Chapter 5 is devoted to the evaluation of population structure, admixture and gene flow over time. Employing particularly his data from the Black Caribs of Honduras, the Tlaxcaltecans of Mexico, the St. Lawrence Island Eskimos, and selected Siberian groups, he argues for significant correlations between genetics and geography, genetics and latitude, and genetics and language.

Chapter 6 reviews what he considers the significant components of morphological variation. He maintains that genetic studies are superior to morphological studies because: (i) there are major inter-observer variation errors in measurement in morphology, and (ii) ontogenetic changes have significant impacts on specific measurements. While Crawford does note that the "comparison of two independent research groups’ genetic characterizations of the same population one year apart reveals that even under optimal conditions some differences in gene frequencies and detection of a few specific alleles will be seen" (p. 92), he argues that in contrast to the morphological inter-observer errors, these inter-observer differences in genetic variations have little impact upon measurement of population parameters. This chapter gives a summary of anthropometric, dermatoglyphic, dentition, and skin color studies. Here he also concludes that the traits are ecosensitive; that is, he sees significant correlation between anthropometrics and geography, and dermatoglyphics and geography, which he finds not surprising, as much of the variation in polygenetic traits expressed in morphological measures is believed to be a consequence of gene-environment interaction.

In Chapter 7 he turns to assessing the impact of isolation (reservations), hybridization and disease on the surviving First Nations populations. Discussion of implication of issues such as the thrifty gene hypothesis and its relationship to late-onset non-insulin-dependent diabetes mellitus, the effect of conquest and epidemics, the impact of socioeconomic factors, and other medical and evolutionary costs of survivorship are reviewed. The resulting evidence clearly shows that the Amerindian population has passed through a tight selective "bottleneck"; this coupled with the massive gene flow and hybridization resulting from European conquest "has forever altered the genetics of the surviving groups, thus complicating any attempts at reconstructing the pre-Columbian genetic structure" (p.261); any genetic reconstruction of the earliest migrants will necessarily be susceptible to challenge because of these two issues.
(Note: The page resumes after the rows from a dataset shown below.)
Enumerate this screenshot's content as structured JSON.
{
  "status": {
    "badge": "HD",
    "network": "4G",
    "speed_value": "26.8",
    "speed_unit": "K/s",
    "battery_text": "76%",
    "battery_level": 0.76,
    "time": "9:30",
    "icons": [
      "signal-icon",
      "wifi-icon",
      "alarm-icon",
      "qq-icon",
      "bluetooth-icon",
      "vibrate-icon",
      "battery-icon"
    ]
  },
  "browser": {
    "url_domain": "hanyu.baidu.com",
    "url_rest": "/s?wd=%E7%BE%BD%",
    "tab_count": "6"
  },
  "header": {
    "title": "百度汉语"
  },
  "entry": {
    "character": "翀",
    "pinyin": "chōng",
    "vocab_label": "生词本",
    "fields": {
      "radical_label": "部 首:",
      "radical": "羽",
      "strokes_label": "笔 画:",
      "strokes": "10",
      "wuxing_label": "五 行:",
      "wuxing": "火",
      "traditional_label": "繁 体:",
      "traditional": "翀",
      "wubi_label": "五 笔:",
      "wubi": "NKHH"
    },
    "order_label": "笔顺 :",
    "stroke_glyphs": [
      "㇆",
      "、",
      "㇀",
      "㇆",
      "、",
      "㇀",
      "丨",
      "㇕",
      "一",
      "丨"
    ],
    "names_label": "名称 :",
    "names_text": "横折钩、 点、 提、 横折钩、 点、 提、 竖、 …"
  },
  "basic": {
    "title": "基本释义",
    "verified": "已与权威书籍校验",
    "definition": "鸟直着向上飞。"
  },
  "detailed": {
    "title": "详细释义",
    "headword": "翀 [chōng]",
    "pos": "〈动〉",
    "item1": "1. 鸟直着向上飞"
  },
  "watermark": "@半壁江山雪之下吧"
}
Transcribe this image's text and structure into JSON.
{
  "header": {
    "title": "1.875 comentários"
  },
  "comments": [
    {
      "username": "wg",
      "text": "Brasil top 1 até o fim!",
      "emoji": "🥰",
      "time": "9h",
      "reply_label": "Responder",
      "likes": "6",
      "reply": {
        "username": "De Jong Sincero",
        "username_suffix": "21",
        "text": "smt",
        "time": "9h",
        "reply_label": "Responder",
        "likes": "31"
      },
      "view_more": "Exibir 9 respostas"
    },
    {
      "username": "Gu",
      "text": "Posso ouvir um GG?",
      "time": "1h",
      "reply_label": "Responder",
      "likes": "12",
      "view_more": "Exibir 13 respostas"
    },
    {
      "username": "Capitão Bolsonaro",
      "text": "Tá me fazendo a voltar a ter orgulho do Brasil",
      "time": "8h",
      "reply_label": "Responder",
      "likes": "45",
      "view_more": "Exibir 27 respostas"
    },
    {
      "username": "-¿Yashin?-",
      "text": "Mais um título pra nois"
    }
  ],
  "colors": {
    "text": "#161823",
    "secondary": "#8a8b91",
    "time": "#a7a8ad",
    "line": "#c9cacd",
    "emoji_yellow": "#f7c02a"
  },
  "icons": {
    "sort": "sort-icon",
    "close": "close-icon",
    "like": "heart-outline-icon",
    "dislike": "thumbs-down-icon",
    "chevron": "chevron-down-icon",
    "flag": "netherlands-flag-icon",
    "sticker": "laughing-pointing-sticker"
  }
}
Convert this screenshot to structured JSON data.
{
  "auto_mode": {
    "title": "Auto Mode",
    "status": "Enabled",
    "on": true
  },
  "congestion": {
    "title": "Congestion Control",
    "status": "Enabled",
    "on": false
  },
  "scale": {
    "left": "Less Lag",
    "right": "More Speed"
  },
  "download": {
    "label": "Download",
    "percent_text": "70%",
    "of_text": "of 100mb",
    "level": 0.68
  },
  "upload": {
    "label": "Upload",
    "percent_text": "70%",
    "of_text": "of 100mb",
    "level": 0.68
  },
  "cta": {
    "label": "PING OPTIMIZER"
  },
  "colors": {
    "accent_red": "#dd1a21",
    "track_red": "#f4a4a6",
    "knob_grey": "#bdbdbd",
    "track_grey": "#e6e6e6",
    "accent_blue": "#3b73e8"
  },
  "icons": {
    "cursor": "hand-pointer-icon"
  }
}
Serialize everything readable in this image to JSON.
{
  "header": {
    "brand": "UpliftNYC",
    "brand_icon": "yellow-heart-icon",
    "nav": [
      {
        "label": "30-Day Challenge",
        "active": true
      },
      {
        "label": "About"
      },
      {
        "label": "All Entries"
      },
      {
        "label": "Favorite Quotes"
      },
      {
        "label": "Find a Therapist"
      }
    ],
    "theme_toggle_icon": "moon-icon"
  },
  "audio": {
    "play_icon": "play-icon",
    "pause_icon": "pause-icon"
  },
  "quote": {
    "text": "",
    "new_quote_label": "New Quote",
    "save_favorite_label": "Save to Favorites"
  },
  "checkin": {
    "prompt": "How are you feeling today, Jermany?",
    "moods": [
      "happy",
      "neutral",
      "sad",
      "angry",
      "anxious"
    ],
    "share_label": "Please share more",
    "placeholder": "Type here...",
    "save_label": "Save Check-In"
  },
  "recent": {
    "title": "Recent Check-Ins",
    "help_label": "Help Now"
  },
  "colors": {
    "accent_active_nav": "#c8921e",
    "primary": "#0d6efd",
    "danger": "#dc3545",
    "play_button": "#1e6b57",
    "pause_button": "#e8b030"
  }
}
As the subtitle suggests, this is a solid review of the evidence from anthropological genetics, especially for the First Nations populations of North America. Morphological studies are explicitly less considered. Despite the main title, Crawford is less concerned with the current debates on origins, but more interested in providing us with a comprehensive synopsis of the advances made in studying variations of human genetics of First Nations, and in this he has succeeded admirably.


Crawford, Michael F. 1992 Antropologia Biologica de los Indios Americanos. Madrid: Editorial MAPFRE.

Salzano, Francisco, and Sidia M. Callegari-Jacques. 1988. South American Indians: A Case Study in Evolution. Oxford: Clarendon Press.